ENTRIES PROVIDED:
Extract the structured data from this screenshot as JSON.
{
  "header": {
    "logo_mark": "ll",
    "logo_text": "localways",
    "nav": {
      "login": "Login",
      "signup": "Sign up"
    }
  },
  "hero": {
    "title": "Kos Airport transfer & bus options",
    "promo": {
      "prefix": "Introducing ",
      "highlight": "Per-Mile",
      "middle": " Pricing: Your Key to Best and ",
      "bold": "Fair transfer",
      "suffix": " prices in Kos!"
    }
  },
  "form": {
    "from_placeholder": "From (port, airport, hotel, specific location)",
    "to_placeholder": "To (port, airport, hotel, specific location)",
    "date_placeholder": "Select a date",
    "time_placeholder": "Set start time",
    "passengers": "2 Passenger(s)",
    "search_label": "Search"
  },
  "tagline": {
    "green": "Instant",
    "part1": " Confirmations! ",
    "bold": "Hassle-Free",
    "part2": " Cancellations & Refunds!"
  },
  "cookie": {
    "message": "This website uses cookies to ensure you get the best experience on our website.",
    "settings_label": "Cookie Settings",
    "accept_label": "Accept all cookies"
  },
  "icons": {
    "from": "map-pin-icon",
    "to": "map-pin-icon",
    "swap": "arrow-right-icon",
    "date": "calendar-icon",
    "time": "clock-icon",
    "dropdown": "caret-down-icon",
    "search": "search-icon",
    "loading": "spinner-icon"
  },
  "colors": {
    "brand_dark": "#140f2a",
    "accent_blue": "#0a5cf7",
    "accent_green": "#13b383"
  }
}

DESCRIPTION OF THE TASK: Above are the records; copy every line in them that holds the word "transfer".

ANSWER BOX:
    "title": "Kos Airport transfer & bus options",
      "bold": "Fair transfer",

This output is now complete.